Young people packed St. Peter’s Square when Pope John Paul II died in April, and they saluted the new Pope Benedict XVI not long afterward. What does this tell us about the “millennial” generation of Catholics, those born in the past 25 years? Colleen Carroll Campbell, a fellow at the Ethics and Public Policy Center in Washington, and author of “The New Faithful: Why Young Adults Are Embracing Christian Orthodoxy” (Loyola Press, 2002), believes that ever-growing numbers of this generation are showing that they will seek God and moral guidance as participating members of the church. Mike Hayes, associate director of Paulist Young Adult Ministries based in New York, and an editor of the Paulist young adult Web site, www.bustedhalo.com, is concerned, however, that far too many young adult
Catholics are not in the church’s pews and that their faith needs are getting overlooked.
Special feature for BustedHalo from Catholic New Service.
As hundreds of thousands of young people made their way into St. Peter’s Square for Pope John Paul II’s funeral, I was transported back to my experience of World Youth Day in 2002. That summer in Toronto, young people, mostly teens, who came with a church youth group, were excited — jumping wildly, cameras flashing, trying to get a glimpse of Pope John Paul II as his popemobile slowly made its way through the streets.
World Youth Day and recent events in Rome gave young people a great reason to cheer their hero, but I believe their enormous enthusiasm reflects a sense of faith that is miles wide but only inches deep. Who will be there for them when they struggle to navigate the deeper, more difficult waters ahead?
Experience is an important facet of young adult spirituality, and Pope John Paul gave them an experience of his presence. But I wonder if many young people had the experience but missed the meaning? Where did they go once the moment died down?
One place they didn’t go was back to church. According to a study by the Center for Applied Research in the Apostolate, only 22 percent of young adult Catholics actually attend Mass weekly — a stark contrast to the filled pews of ages past.
Undoubtedly there is a small but significant minority of vocal and well-organized young adults whose dedication to the late pope was extraordinary. However, a much larger number admired the man but missed the message to such an extent that they didn’t even show up for Mass regularly. Some say the minority of “new faithful Catholics” is growing. In my experience, many of these young adults will find it difficult to negotiate a world they increasingly realize is no longer black and white but filled with countless shades of gray.
The worldview of the “millennials,” the generation born after 1981, has been shaped by the horrors of Sept. 11 and, to a lesser extent, the Columbine High School disaster. Not surprisingly, this group longs for contemplation and order in a world full of noise and chaos.

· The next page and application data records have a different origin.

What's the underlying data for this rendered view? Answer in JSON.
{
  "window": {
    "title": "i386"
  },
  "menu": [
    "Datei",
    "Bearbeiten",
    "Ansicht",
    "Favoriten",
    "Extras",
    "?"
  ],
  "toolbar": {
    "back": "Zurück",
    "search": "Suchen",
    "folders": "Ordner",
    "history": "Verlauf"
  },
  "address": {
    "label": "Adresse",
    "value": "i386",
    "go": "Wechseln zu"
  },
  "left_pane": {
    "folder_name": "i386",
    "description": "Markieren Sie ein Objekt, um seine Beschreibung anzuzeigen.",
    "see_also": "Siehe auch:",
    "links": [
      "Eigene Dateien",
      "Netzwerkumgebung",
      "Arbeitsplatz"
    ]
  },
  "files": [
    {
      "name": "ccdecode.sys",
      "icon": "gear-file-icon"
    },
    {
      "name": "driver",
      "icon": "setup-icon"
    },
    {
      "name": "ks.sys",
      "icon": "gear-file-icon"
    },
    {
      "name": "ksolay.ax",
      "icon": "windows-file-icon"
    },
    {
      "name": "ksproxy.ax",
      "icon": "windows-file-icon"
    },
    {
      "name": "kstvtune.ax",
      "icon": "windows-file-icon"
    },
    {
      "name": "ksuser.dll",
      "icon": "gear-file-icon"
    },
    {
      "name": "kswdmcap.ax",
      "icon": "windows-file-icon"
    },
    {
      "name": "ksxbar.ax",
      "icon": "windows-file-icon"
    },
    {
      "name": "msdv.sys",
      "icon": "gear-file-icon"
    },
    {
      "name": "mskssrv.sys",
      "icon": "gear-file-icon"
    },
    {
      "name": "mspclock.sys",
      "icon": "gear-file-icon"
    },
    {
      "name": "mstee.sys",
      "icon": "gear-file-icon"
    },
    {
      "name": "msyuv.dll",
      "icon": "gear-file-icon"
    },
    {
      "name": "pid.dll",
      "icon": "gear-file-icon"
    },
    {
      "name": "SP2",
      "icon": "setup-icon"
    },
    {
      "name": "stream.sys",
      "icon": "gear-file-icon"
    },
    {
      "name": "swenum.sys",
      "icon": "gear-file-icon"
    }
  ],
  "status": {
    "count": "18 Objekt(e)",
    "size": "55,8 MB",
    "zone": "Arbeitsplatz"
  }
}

In a technological age, “information overload” shortens their attention span. With a myriad of choices they sometimes lean toward an “unthinking piety” where catechism sound bites substitute for the deep discernment and questioning necessary to develop the type of faith that can survive in an increasingly complex world.
As a minister to people in their post-college years, these young adults often show up at my door when their rigid belief system falls apart. Sadly, at the moment when they need mentors more than ever, they are too often met with moralists. The result is not a break with the church but a certain distancing from it.
Who will be this generation’s spiritual mentors? While John Paul II and Benedict XVI are admirable men who set the bar of morality appropriately high and may indeed have created a stirring in the hearts and minds of many young adults, they have not aided in creating a spiritual mentoring environment for young adults in conflict. And living with conflict is the condition of the vast majority of people in their 20s and 30s, including those already committed to the Catholic faith.